Curt Covington, senior vice president of agricultural finance for Farmer Mac, said he’s done the math on good managers vs. bad and has come up with the 60-30-10 rule.
That is, poor managers spend most of their time (60% or more) doing what others in the operation could do, but the needed trust hasn’t been established. They then spend about 30% of their time negotiating (often with themselves), and they spend the remaining 10% of their time making decisions, while others in the organization stand idly by.
“Good managers, on the other hand, have others doing the majority of the work,” Covington said. “They also spend 30% of their time negotiating, but 60% of their time is spent making quality decisions.”
Covington said good managers tend to abide by the following three rules, too:
Don’t let others decide strategically what to do.
Tell your story, not a fairytale — that is, be realistic about the state of your operation.
Have a supportable revenue and expense plan.
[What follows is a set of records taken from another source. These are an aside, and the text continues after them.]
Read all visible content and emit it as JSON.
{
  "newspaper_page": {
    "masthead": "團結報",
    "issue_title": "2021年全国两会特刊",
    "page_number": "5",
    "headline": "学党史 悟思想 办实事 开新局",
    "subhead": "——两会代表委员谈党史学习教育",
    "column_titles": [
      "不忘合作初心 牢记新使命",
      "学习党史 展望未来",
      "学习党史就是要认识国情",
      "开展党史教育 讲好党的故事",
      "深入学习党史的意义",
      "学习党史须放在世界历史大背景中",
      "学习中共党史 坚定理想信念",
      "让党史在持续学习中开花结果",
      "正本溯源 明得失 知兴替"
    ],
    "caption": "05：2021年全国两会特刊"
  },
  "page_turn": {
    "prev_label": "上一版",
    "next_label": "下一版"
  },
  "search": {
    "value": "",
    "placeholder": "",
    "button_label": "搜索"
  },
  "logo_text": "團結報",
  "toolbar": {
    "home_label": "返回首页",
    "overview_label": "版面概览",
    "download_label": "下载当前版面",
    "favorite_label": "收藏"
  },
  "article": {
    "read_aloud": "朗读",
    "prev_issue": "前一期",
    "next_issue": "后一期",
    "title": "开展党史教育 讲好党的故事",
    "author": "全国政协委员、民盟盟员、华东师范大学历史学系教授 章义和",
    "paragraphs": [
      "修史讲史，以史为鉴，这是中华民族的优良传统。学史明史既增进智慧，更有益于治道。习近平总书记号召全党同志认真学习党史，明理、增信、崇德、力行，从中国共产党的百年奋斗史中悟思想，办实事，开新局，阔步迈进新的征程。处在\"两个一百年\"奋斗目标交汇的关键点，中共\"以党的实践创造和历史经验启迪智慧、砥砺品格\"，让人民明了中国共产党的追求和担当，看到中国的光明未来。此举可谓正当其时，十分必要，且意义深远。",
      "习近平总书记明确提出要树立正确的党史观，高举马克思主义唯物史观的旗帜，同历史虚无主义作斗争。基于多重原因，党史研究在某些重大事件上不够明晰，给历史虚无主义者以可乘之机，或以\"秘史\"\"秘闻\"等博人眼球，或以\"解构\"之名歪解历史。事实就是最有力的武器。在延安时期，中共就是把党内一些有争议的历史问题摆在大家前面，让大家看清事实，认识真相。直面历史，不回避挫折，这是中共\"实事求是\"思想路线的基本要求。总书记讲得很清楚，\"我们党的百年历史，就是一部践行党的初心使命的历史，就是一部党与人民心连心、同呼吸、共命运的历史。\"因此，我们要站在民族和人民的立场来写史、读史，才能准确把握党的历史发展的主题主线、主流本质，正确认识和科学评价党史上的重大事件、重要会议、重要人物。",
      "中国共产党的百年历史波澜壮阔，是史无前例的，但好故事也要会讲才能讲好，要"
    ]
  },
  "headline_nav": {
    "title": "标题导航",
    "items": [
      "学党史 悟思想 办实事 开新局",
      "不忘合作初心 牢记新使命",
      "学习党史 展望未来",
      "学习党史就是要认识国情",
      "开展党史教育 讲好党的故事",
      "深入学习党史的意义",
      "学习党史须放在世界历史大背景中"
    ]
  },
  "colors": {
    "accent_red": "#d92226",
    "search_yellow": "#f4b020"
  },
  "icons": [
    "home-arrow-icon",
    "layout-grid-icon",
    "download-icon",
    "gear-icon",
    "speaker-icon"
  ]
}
Stress-test that plan, and stick with it.
CPA Paul Neiffer, with CliftonLarsonAllen, points out four key documents farmers need in order to understand what’s happening in their business — and all shine a light on different aspects of their operation.
Those documents include the income statement, balance sheet, statement of owner equity and statement of cash flow. Don’t overlook the statement of cash flows, which sometimes happens, he advises.
“Your statement of cash flows is the one statement — whether you are cash or accrual — where you start and end with the same number because cash is cash,” he said. “This statement sometimes does not get prepared, but it should because it shows some of the most valuable information about your farm operation.
Financial statements are always important, but they are especially critical when times are tough.
How can farmers start doing a better job? Taking baby steps is perfectly acceptable, Neiffer said. Start by talking to a lender, accountant or CPA about moving toward keeping better financial records.
“Focus on better communication and present hard numbers,” he said.
Kansas ag marketing and financial consultant LaVell Winsor walked boot camp attendees through several common financial difficulties. Common challenges include tight working capital, poor production, absence of a marketing plan, budgeting, family living expenses and more. One red flag, in particular, she has increasingly spotted is farmers struggling to pay their full line of credit.
“What makes me nervous is seeing some farmers essentially self-financed for 2017 directly through their co-op or retailer at 18% to 24% interest rates, instead of through the bank at 5% or 6%, because they weren’t able to get that line of credit,” she said.
Winsor also recommended an easy first step to avoiding some of these common pitfalls.
“I encourage farmers to benchmark themselves to see where they’re at versus other farms,” she said. “There are a lot of tools out there to do that.”